> **Work to be completed**:
Search the records for the string "name" and return each line that has it.

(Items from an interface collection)
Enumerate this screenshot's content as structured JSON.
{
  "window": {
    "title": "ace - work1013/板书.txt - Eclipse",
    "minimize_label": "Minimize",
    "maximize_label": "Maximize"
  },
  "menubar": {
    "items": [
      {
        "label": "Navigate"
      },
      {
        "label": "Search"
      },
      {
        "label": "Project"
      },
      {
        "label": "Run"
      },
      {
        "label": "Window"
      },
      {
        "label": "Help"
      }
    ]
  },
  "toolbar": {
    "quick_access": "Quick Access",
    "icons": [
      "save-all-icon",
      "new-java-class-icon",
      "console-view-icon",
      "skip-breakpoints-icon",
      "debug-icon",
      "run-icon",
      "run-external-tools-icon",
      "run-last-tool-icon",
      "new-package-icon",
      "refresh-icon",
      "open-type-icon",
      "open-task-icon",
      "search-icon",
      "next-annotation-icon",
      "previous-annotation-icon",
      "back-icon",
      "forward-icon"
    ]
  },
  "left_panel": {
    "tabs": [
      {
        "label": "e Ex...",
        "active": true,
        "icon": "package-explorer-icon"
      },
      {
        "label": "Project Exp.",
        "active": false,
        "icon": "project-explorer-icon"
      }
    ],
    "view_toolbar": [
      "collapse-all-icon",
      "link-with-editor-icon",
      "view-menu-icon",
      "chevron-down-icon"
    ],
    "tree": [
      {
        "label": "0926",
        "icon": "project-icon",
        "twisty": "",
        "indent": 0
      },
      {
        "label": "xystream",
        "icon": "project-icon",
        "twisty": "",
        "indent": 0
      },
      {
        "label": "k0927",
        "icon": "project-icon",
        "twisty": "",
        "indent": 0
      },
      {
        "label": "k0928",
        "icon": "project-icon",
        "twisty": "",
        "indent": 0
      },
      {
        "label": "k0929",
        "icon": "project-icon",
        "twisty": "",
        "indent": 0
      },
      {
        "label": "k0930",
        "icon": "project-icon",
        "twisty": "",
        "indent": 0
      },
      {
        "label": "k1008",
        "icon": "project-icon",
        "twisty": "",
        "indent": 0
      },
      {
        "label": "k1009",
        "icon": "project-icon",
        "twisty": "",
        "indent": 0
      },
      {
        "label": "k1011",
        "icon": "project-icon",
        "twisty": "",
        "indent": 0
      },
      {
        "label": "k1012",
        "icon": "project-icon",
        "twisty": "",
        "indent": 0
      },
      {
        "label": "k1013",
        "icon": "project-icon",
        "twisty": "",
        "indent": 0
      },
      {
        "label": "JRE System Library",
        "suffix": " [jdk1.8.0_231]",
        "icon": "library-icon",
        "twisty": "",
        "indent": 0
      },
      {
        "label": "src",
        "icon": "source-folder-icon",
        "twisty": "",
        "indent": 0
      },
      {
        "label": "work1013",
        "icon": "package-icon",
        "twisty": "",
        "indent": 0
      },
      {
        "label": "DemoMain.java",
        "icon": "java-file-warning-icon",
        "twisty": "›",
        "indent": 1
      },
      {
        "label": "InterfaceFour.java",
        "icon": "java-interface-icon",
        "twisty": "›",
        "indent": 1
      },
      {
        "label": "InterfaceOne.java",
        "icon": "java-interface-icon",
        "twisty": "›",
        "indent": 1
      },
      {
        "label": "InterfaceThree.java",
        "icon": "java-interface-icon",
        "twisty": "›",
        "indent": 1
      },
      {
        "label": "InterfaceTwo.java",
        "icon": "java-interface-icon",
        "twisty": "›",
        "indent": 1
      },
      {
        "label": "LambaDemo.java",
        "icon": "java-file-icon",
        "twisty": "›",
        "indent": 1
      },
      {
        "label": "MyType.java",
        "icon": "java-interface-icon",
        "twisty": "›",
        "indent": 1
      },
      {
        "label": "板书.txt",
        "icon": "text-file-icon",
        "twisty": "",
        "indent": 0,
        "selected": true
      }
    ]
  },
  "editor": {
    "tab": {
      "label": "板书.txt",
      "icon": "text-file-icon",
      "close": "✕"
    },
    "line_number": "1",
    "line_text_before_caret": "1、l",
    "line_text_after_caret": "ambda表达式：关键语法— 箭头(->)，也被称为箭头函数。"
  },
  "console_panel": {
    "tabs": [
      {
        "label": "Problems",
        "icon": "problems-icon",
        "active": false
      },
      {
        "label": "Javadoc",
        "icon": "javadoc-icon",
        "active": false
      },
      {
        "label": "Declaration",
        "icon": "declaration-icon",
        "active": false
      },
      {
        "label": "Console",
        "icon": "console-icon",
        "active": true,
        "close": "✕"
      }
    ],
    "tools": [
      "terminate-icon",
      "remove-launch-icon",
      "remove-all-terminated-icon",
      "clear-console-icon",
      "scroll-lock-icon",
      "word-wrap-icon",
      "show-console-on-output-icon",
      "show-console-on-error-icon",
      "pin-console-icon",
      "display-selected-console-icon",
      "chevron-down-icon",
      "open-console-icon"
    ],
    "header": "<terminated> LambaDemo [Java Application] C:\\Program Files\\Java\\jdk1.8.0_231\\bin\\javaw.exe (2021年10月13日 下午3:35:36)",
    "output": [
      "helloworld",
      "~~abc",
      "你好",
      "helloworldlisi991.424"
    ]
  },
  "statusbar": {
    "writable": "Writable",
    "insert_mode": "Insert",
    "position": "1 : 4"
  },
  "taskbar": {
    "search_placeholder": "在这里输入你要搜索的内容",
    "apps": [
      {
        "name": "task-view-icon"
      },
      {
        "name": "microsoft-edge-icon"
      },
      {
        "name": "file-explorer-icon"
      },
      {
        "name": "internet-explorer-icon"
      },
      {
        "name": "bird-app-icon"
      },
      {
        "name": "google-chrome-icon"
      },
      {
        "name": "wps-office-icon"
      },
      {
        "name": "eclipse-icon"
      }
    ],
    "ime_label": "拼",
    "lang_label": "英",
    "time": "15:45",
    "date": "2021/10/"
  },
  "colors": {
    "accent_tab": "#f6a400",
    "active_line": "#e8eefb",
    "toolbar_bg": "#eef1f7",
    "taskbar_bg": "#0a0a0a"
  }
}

> **Your response**:
        "name": "task-view-icon"
        "name": "microsoft-edge-icon"
        "name": "file-explorer-icon"
        "name": "internet-explorer-icon"
        "name": "bird-app-icon"
        "name": "google-chrome-icon"
        "name": "wps-office-icon"
        "name": "eclipse-icon"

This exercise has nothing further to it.